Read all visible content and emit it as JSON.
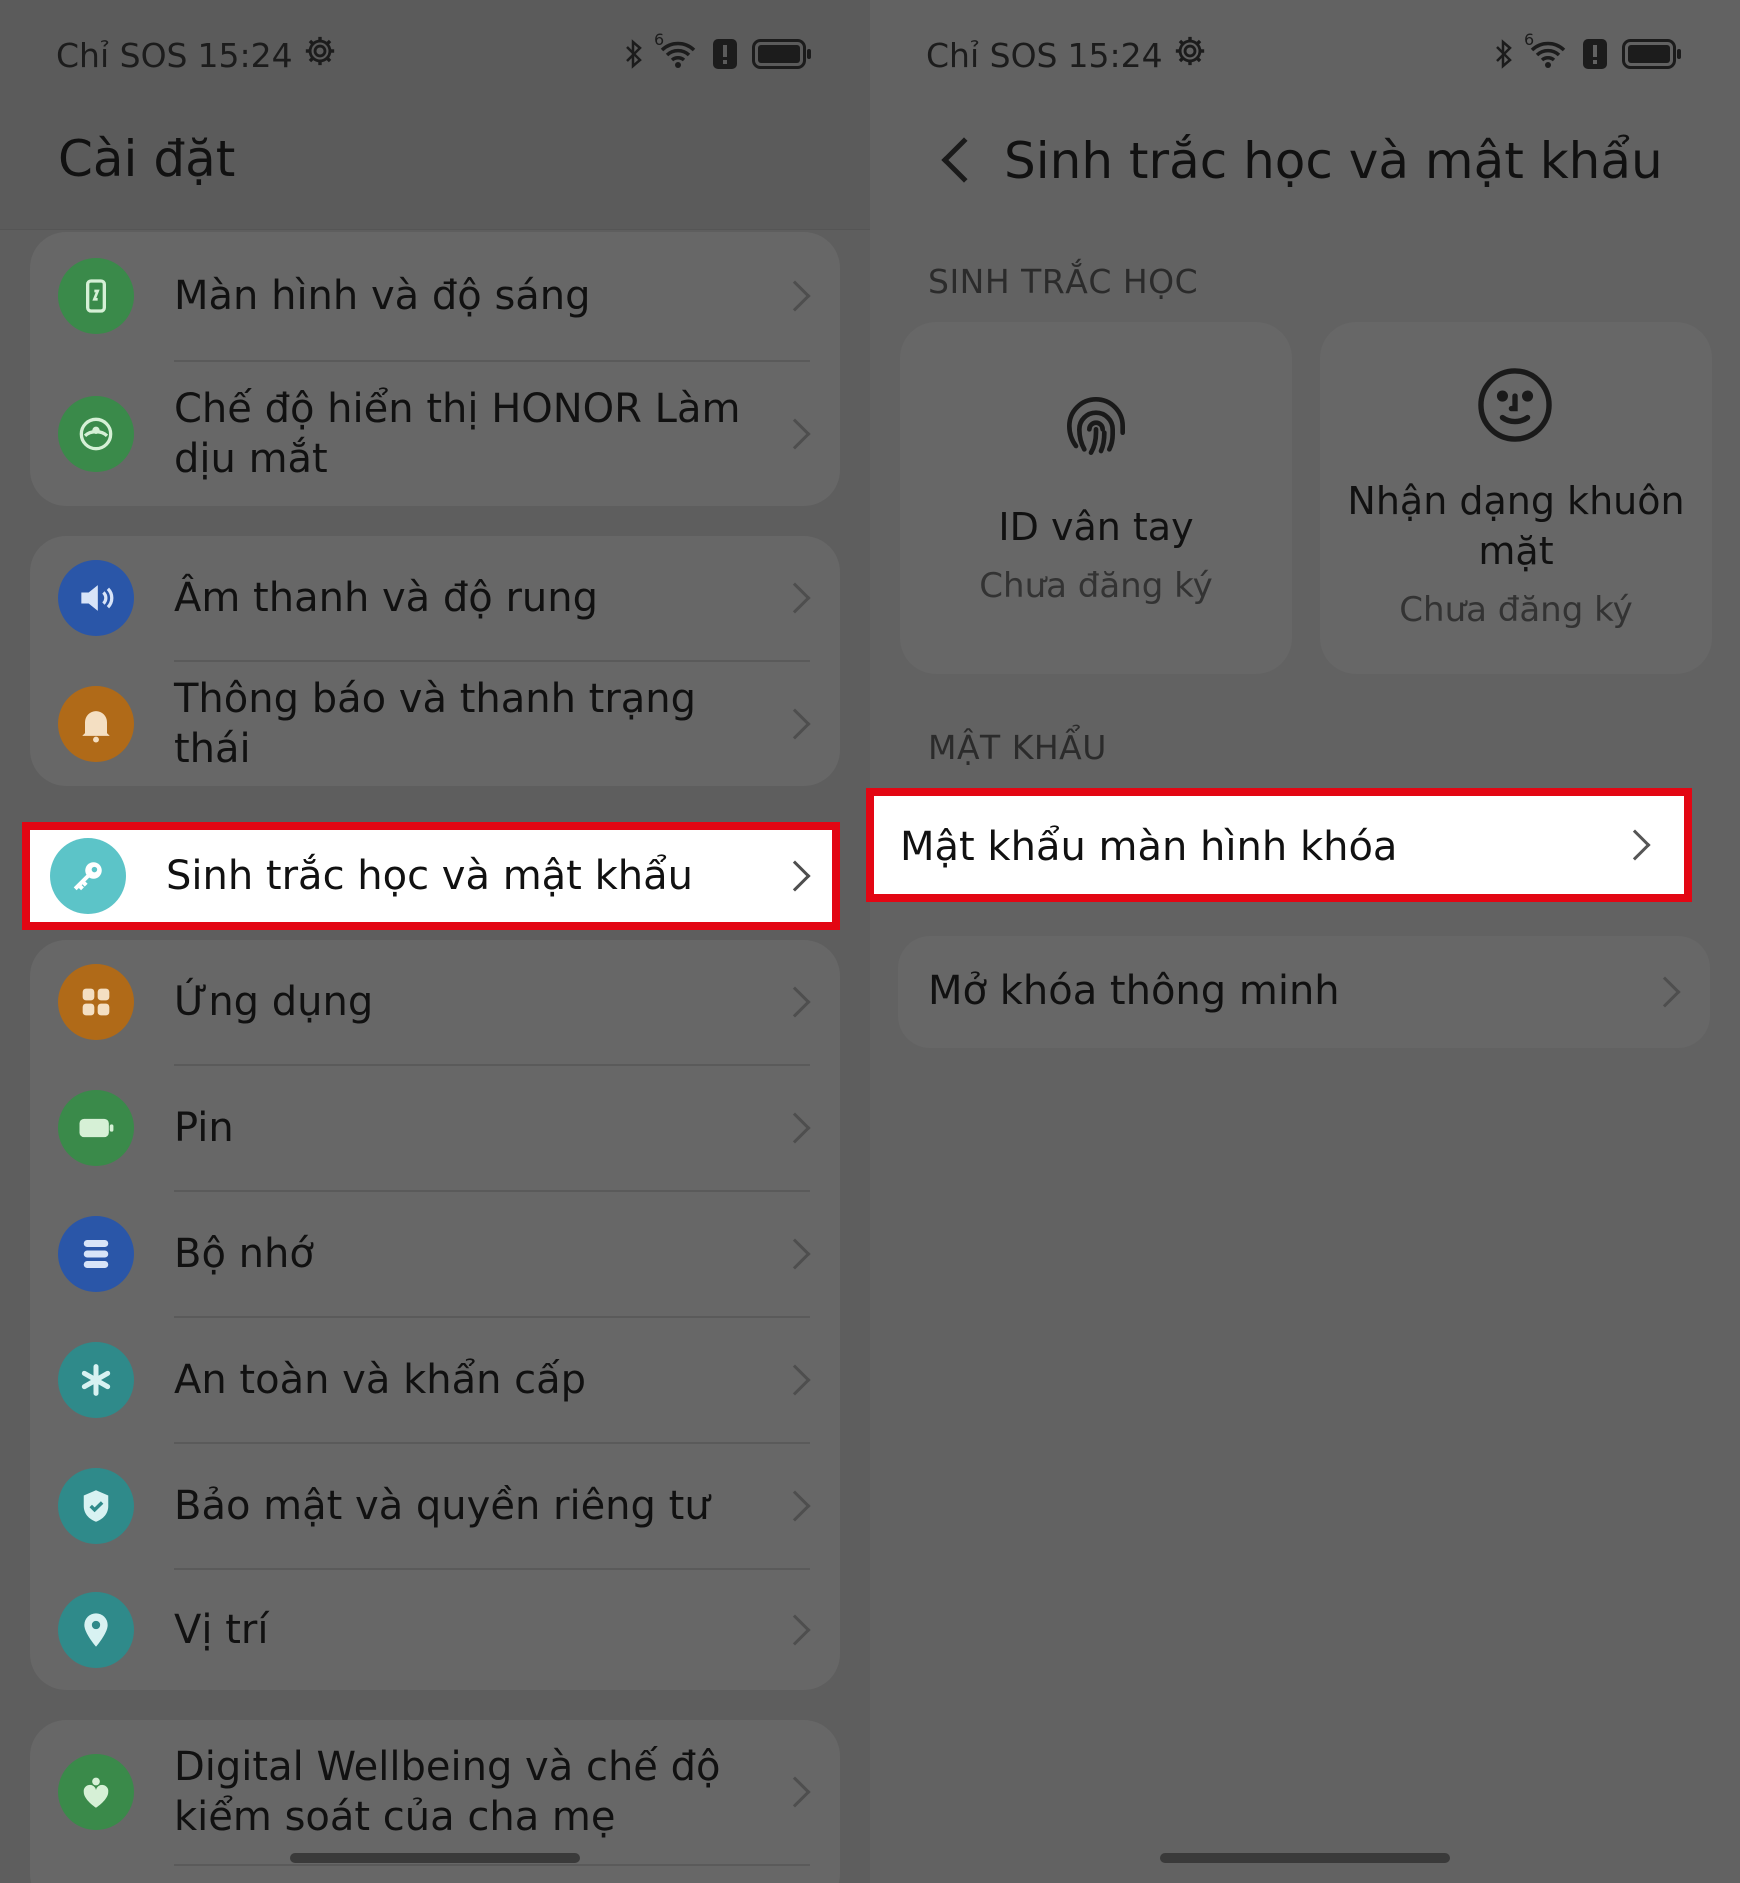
{
  "status_bar": {
    "carrier": "Chỉ SOS",
    "time": "15:24",
    "network_badge": "6"
  },
  "left": {
    "title": "Cài đặt",
    "groups": [
      [
        {
          "label": "Màn hình và độ sáng",
          "icon": "display-icon",
          "color": "#3a8a4a"
        },
        {
          "label": "Chế độ hiển thị HONOR Làm dịu mắt",
          "icon": "eye-comfort-icon",
          "color": "#3a8a4a"
        }
      ],
      [
        {
          "label": "Âm thanh và độ rung",
          "icon": "speaker-icon",
          "color": "#2a56a8"
        },
        {
          "label": "Thông báo và thanh trạng thái",
          "icon": "bell-icon",
          "color": "#b06a18"
        }
      ],
      [
        {
          "label": "Sinh trắc học và mật khẩu",
          "icon": "key-icon",
          "color": "#5cc4c8",
          "highlighted": true
        }
      ],
      [
        {
          "label": "Ứng dụng",
          "icon": "apps-icon",
          "color": "#b06a18"
        },
        {
          "label": "Pin",
          "icon": "battery-icon",
          "color": "#3a8a4a"
        },
        {
          "label": "Bộ nhớ",
          "icon": "storage-icon",
          "color": "#2a56a8"
        },
        {
          "label": "An toàn và khẩn cấp",
          "icon": "asterisk-icon",
          "color": "#2f8a8a"
        },
        {
          "label": "Bảo mật và quyền riêng tư",
          "icon": "shield-icon",
          "color": "#2f8a8a"
        },
        {
          "label": "Vị trí",
          "icon": "location-pin-icon",
          "color": "#2f8a8a"
        }
      ],
      [
        {
          "label": "Digital Wellbeing và chế độ kiểm soát của cha mẹ",
          "icon": "wellbeing-heart-icon",
          "color": "#3a8a4a"
        }
      ]
    ]
  },
  "right": {
    "title": "Sinh trắc học và mật khẩu",
    "biometrics_label": "SINH TRẮC HỌC",
    "fingerprint": {
      "title": "ID vân tay",
      "status": "Chưa đăng ký"
    },
    "face": {
      "title": "Nhận dạng khuôn mặt",
      "status": "Chưa đăng ký"
    },
    "password_label": "MẬT KHẨU",
    "lock_password": "Mật khẩu màn hình khóa",
    "smart_unlock": "Mở khóa thông minh"
  },
  "colors": {
    "highlight_border": "#e30613"
  }
}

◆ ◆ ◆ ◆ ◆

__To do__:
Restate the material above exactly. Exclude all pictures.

__Response to this exercise__:
Read all visible content and emit it as JSON.
{
  "status_bar": {
    "carrier": "Chỉ SOS",
    "time": "15:24",
    "network_badge": "6"
  },
  "left": {
    "title": "Cài đặt",
    "groups": [
      [
        {
          "label": "Màn hình và độ sáng",
          "icon": "display-icon",
          "color": "#3a8a4a"
        },
        {
          "label": "Chế độ hiển thị HONOR Làm dịu mắt",
          "icon": "eye-comfort-icon",
          "color": "#3a8a4a"
        }
      ],
      [
        {
          "label": "Âm thanh và độ rung",
          "icon": "speaker-icon",
          "color": "#2a56a8"
        },
        {
          "label": "Thông báo và thanh trạng thái",
          "icon": "bell-icon",
          "color": "#b06a18"
        }
      ],
      [
        {
          "label": "Sinh trắc học và mật khẩu",
          "icon": "key-icon",
          "color": "#5cc4c8",
          "highlighted": true
        }
      ],
      [
        {
          "label": "Ứng dụng",
          "icon": "apps-icon",
          "color": "#b06a18"
        },
        {
          "label": "Pin",
          "icon": "battery-icon",
          "color": "#3a8a4a"
        },
        {
          "label": "Bộ nhớ",
          "icon": "storage-icon",
          "color": "#2a56a8"
        },
        {
          "label": "An toàn và khẩn cấp",
          "icon": "asterisk-icon",
          "color": "#2f8a8a"
        },
        {
          "label": "Bảo mật và quyền riêng tư",
          "icon": "shield-icon",
          "color": "#2f8a8a"
        },
        {
          "label": "Vị trí",
          "icon": "location-pin-icon",
          "color": "#2f8a8a"
        }
      ],
      [
        {
          "label": "Digital Wellbeing và chế độ kiểm soát của cha mẹ",
          "icon": "wellbeing-heart-icon",
          "color": "#3a8a4a"
        }
      ]
    ]
  },
  "right": {
    "title": "Sinh trắc học và mật khẩu",
    "biometrics_label": "SINH TRẮC HỌC",
    "fingerprint": {
      "title": "ID vân tay",
      "status": "Chưa đăng ký"
    },
    "face": {
      "title": "Nhận dạng khuôn mặt",
      "status": "Chưa đăng ký"
    },
    "password_label": "MẬT KHẨU",
    "lock_password": "Mật khẩu màn hình khóa",
    "smart_unlock": "Mở khóa thông minh"
  },
  "colors": {
    "highlight_border": "#e30613"
  }
}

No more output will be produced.